The parent’s role in spontaneous imitation
Personally, I like to preserve the CI method for use in therapy. The success of this method is highly dependent on keen observations of the child’s behaviors and the timing of the tasks. Because of these parameters, I typically ask parents not to try to replicate this activity at home.
Instead, I then teach parents how to elicitspontaneous imitation. I guide parents to:
Make interestingcomments in statement (declarative) form.
Significantly reduce the number of direct questions they ask their child.
Pause and wait to give the child a chance to speak.
Take turns talking!
It takes several sessions to shape changes in parental language.
I hope you will give the CI method several tries. See if you like it and if it works for you and your kids. I hope you make it a part of your tools to help children vocalize and verbalize. It is a valuable technique for eliciting new speech sounds, syllables, and words.

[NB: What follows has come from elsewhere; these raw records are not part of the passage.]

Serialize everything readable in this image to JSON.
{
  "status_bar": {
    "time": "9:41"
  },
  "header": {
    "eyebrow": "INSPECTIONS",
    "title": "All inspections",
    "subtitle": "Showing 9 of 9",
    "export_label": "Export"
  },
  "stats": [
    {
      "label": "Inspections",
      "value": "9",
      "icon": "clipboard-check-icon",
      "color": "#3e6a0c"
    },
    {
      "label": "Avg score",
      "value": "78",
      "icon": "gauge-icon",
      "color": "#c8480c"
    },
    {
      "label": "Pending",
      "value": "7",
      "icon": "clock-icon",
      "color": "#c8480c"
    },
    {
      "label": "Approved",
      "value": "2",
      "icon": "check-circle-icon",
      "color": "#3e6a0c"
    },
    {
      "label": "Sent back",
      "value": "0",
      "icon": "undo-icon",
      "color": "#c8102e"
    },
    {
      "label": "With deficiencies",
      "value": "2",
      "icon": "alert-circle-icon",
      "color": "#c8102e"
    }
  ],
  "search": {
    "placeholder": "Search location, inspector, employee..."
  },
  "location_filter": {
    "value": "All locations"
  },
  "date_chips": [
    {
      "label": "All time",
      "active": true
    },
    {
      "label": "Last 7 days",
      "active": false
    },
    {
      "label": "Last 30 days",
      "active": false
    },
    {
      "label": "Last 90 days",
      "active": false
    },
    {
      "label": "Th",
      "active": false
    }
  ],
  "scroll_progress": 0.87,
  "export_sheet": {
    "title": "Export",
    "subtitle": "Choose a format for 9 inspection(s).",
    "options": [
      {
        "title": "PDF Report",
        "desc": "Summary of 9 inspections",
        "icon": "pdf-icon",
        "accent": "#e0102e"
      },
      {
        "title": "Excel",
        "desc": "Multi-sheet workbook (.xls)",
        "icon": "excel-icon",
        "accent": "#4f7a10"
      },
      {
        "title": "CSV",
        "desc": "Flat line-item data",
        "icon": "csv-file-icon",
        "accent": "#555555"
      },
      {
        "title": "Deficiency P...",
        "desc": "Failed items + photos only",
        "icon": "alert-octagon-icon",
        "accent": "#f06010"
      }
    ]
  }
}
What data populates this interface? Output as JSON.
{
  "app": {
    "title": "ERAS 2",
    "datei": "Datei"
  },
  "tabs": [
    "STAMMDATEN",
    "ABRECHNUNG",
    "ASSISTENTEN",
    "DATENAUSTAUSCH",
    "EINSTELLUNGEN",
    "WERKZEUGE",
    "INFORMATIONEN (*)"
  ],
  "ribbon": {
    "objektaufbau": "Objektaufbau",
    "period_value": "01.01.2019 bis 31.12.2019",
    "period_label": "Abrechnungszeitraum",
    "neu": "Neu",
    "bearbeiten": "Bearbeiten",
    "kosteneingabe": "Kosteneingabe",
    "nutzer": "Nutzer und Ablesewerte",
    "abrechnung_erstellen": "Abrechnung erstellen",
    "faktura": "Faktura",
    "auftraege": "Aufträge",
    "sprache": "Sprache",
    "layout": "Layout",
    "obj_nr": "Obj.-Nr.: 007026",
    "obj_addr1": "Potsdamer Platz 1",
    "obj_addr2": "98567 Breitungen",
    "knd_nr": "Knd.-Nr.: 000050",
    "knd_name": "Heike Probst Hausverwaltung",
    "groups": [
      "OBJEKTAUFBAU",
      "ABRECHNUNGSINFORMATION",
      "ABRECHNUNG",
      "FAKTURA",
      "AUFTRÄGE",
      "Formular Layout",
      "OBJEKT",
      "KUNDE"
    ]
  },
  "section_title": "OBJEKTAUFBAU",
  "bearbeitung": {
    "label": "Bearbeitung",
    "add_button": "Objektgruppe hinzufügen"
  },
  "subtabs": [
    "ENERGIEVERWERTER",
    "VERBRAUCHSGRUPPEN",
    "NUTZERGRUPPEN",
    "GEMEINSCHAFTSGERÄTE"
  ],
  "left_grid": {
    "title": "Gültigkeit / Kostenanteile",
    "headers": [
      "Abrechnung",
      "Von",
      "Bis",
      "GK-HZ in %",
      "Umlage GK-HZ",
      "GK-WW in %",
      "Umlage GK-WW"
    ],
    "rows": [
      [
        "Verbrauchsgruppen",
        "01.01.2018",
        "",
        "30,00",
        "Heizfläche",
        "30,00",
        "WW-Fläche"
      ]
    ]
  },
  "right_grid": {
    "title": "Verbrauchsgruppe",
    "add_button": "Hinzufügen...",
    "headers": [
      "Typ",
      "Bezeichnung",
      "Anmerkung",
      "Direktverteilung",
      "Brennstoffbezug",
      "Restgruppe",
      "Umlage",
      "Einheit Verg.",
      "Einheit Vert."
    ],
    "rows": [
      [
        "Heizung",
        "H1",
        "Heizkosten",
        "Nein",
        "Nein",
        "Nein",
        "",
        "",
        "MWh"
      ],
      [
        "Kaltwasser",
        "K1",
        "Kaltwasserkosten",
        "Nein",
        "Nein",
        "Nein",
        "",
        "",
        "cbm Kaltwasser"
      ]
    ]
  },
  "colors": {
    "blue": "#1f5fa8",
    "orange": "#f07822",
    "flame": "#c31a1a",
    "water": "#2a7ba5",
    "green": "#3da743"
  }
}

About Mary Lou B. Johnson, M.S., CCC-SLP
Mary Lou earned her M.S. in Speech & Hearing from the professional training program at Central Institute for the Deaf (CID) which was affiliated with Washington University in St. Louis.
She learned the Conditioned Imitation method from Frank R. Kleffner, Ph.D., who was the director of the speech clinic in the program, as well as a master clinician, and, eventually, an ASHA president.
When she graduated, she became a CF at Children’s Hospital Colorado, and remained within that system for the next 42 years. She used the CI method with great success while working in seven different locations of outpatient clinics.
After “retiring” a year ago, Mary Lou continues to work with children in private practice. And in a few months, she proudly launches an online course for parents called, “Parents: Power Up to Boost Your Child’s Speech.” The coursewill go live this springatwww.help-your-child-speak.teachable.com. Also, friend her new Facebook page when it launches soon: Help Your Child Speak.